■ **Supplied material**
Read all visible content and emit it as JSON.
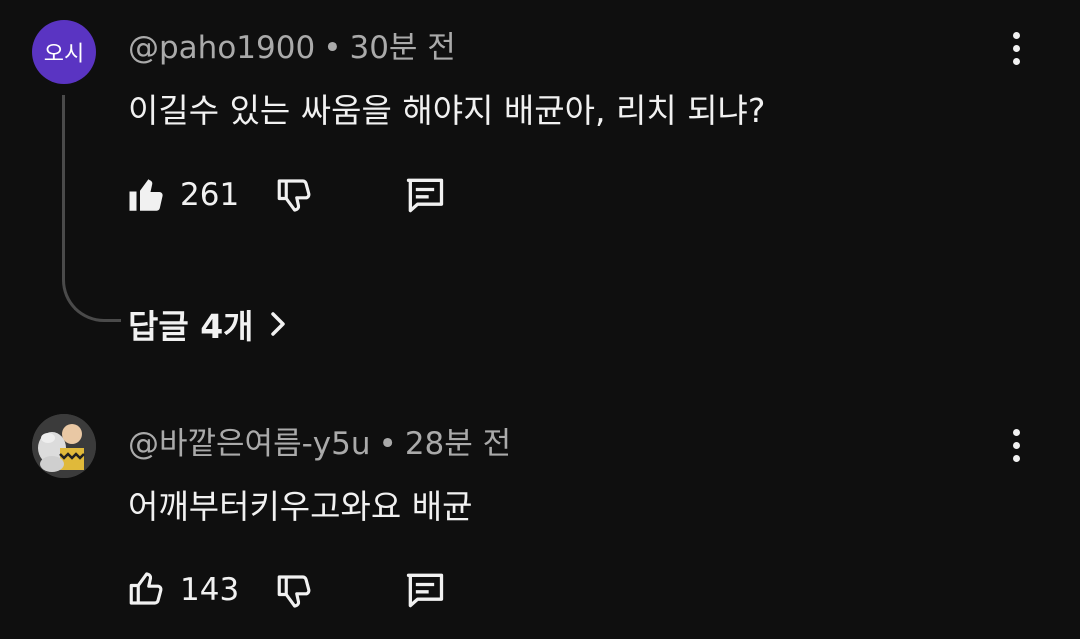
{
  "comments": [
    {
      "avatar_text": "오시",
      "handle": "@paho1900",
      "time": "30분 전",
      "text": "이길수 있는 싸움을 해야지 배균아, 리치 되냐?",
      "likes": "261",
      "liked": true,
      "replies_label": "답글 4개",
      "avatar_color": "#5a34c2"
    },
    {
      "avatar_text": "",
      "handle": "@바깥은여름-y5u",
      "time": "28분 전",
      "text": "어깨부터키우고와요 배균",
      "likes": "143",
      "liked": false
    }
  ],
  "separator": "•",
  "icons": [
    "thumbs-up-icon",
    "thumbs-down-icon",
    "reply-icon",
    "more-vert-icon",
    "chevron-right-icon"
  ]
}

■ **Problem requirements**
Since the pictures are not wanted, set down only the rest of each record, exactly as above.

■ **Exercise output**
Read all visible content and emit it as JSON.
{
  "comments": [
    {
      "avatar_text": "오시",
      "handle": "@paho1900",
      "time": "30분 전",
      "text": "이길수 있는 싸움을 해야지 배균아, 리치 되냐?",
      "likes": "261",
      "liked": true,
      "replies_label": "답글 4개",
      "avatar_color": "#5a34c2"
    },
    {
      "avatar_text": "",
      "handle": "@바깥은여름-y5u",
      "time": "28분 전",
      "text": "어깨부터키우고와요 배균",
      "likes": "143",
      "liked": false
    }
  ],
  "separator": "•",
  "icons": [
    "thumbs-up-icon",
    "thumbs-down-icon",
    "reply-icon",
    "more-vert-icon",
    "chevron-right-icon"
  ]
}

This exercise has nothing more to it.